The tentative settlement would end a 15-year-old dispute over erroneous property tax assessments on utility-owned property in town garbage districts.
The town’s 2014 audited financial statement, which was released on Friday, shows that the town would receive $26.7 million from the county under the agreement, less than the $37 million the town has previously paid two utility companies.
Oyster Bay paid Keyspan $21.4 million in January and it made four payments to Verizon from 2006 to 2014 totaling $15.6 million, the financial statements show. The town borrowed to make the payments, meaning that taxpayers are paying interest on them.
The county’s payments to Oyster Bay would be split into this year and next year. The first installment would come as the town faces a cash crunch: the town plans to borrow $30 million for cash flow needs next month. The town board is scheduled to vote on the cash flow borrowing on Tuesday.
The audited financial statement also shows that the town’s fiscal situation deteriorated in 2014 more than originally estimated.
For example, the town’s general fund operated at a $19 million deficit in 2014, compared to an $8.4 million surplus the year before, according to financial statements for both years. In January the town had estimated that general fund deficit to be $17 million.
The 2014 audited financial statement was finished this month, about 10 months later than usual because of computer problems, town officials said.
Oyster Bay met an April 11, 2016, deadline to file the audited financial statement for 2014 that was set by Standard & Poor’s at the threat of losing its credit rating. The rating agency is expected to make a decision on whether to downgrade the town’s rating next week.
Oyster Bay finance director Robert Darienzo said the biggest cause of the general fund deficit for 2014 was “budgeting for a surplus that did not materialize as expected.”
Town officials expect the town’s financial position to improve. In January the town had estimated that 2015 would show a $5 million operating surplus, but that estimate had been revised downward to a slight deficit, according to the new financial statement.
The town’s disputed $20 million loan guarantees to indicted restaurateur Harendra Singh’s companies showed up in the town’s audited financial statements for the first time. Town officials have said those guarantees are invalid.

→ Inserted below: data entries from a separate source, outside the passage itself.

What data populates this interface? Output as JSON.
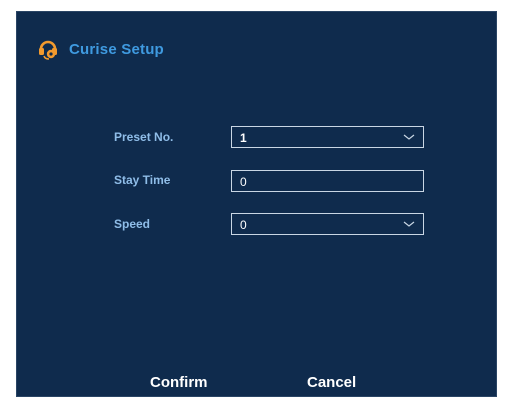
{
  "dialog": {
    "title": "Curise Setup",
    "title_icon": "camera-settings-icon",
    "accent_color": "#3f9ae0"
  },
  "form": {
    "preset_no": {
      "label": "Preset No.",
      "value": "1"
    },
    "stay_time": {
      "label": "Stay Time",
      "value": "0"
    },
    "speed": {
      "label": "Speed",
      "value": "0"
    }
  },
  "actions": {
    "confirm_label": "Confirm",
    "cancel_label": "Cancel"
  }
}
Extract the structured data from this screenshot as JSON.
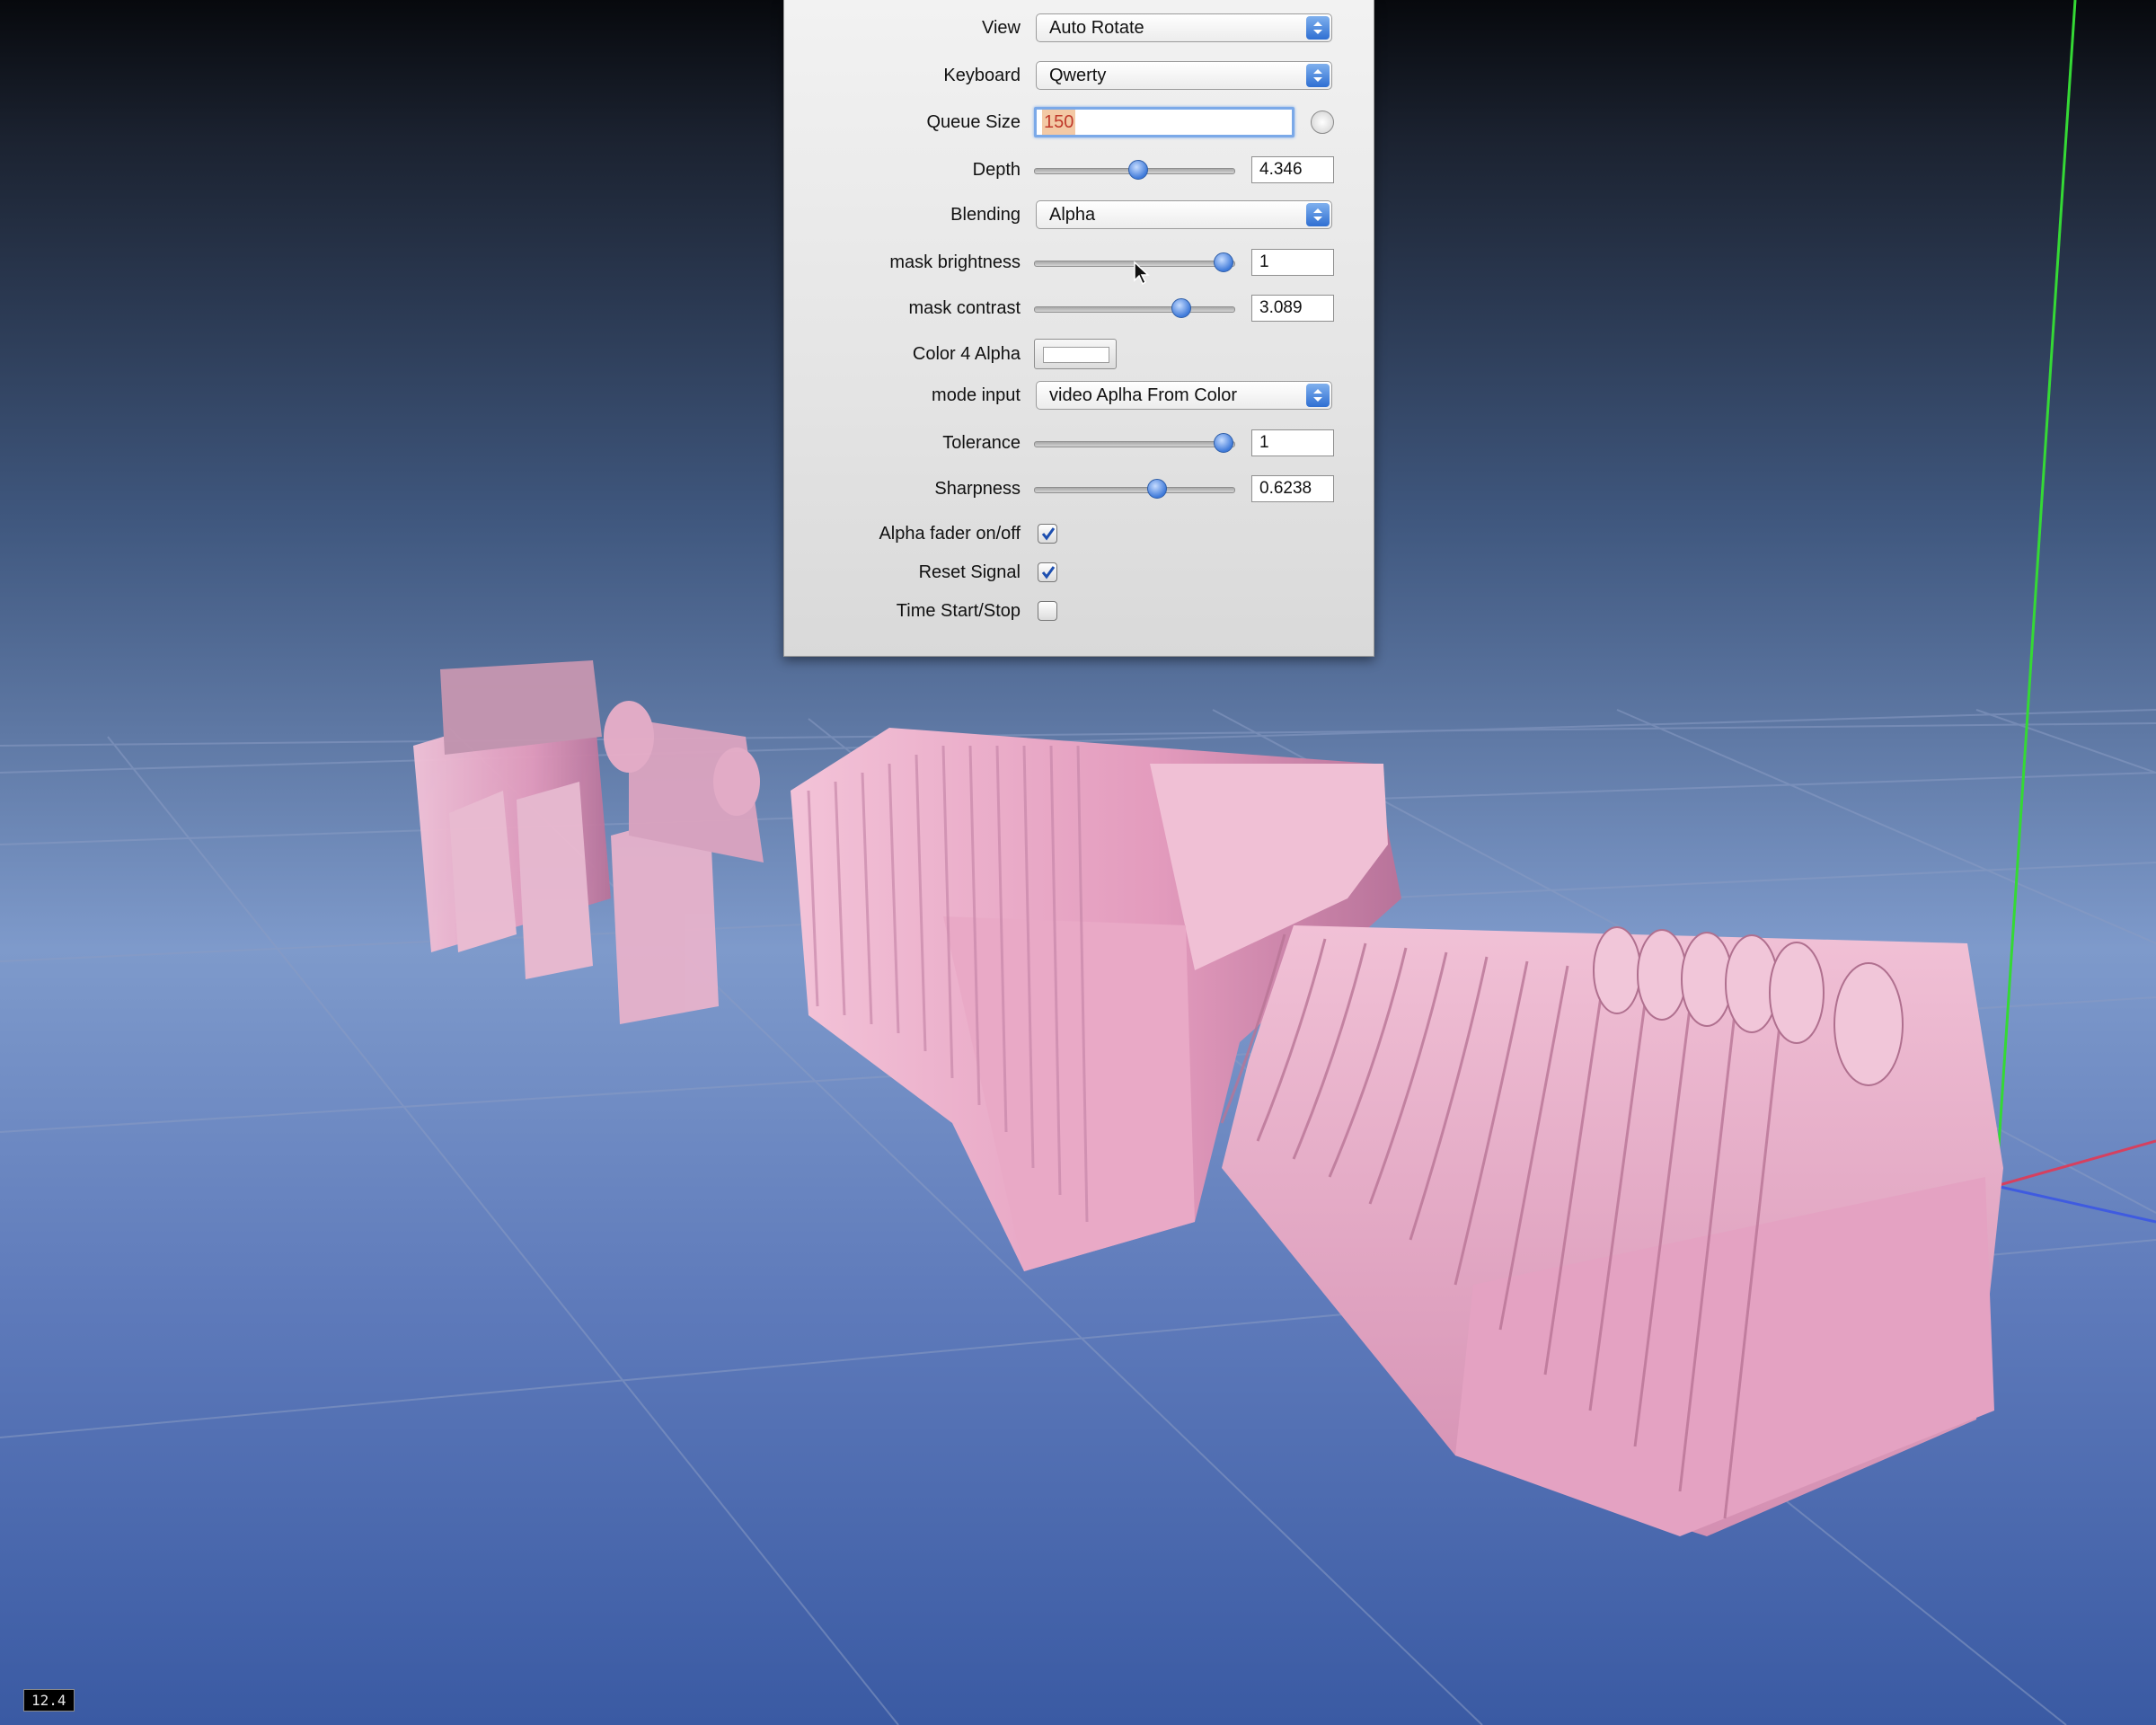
{
  "colors": {
    "background_top": "#0a0c10",
    "background_mid": "#4d6aa3",
    "background_bottom": "#3b5aa2",
    "grid": "#7d8fb8",
    "axis_y": "#3bd43b",
    "axis_x": "#d23b5a",
    "axis_z": "#3b5ad6",
    "figure": "#e6a9c4",
    "accent": "#3f7ad9"
  },
  "panel": {
    "view": {
      "label": "View",
      "value": "Auto Rotate"
    },
    "keyboard": {
      "label": "Keyboard",
      "value": "Qwerty"
    },
    "queue_size": {
      "label": "Queue Size",
      "value": "150"
    },
    "depth": {
      "label": "Depth",
      "value": "4.346",
      "fraction": 0.52
    },
    "blending": {
      "label": "Blending",
      "value": "Alpha"
    },
    "mask_brightness": {
      "label": "mask brightness",
      "value": "1",
      "fraction": 0.94
    },
    "mask_contrast": {
      "label": "mask contrast",
      "value": "3.089",
      "fraction": 0.73
    },
    "color_4_alpha": {
      "label": "Color 4 Alpha",
      "color": "#ffffff"
    },
    "mode_input": {
      "label": "mode input",
      "value": "video Aplha From Color"
    },
    "tolerance": {
      "label": "Tolerance",
      "value": "1",
      "fraction": 0.94
    },
    "sharpness": {
      "label": "Sharpness",
      "value": "0.6238",
      "fraction": 0.61
    },
    "alpha_fader": {
      "label": "Alpha fader on/off",
      "checked": true
    },
    "reset_signal": {
      "label": "Reset Signal",
      "checked": true
    },
    "time_start_stop": {
      "label": "Time Start/Stop",
      "checked": false
    }
  },
  "status": {
    "fps": "12.4"
  }
}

The statement also showed for the first time a $2 million indirect guarantee that is not in dispute and could be drawn upon if the town cancels its agreement with a Singh company at the golf course.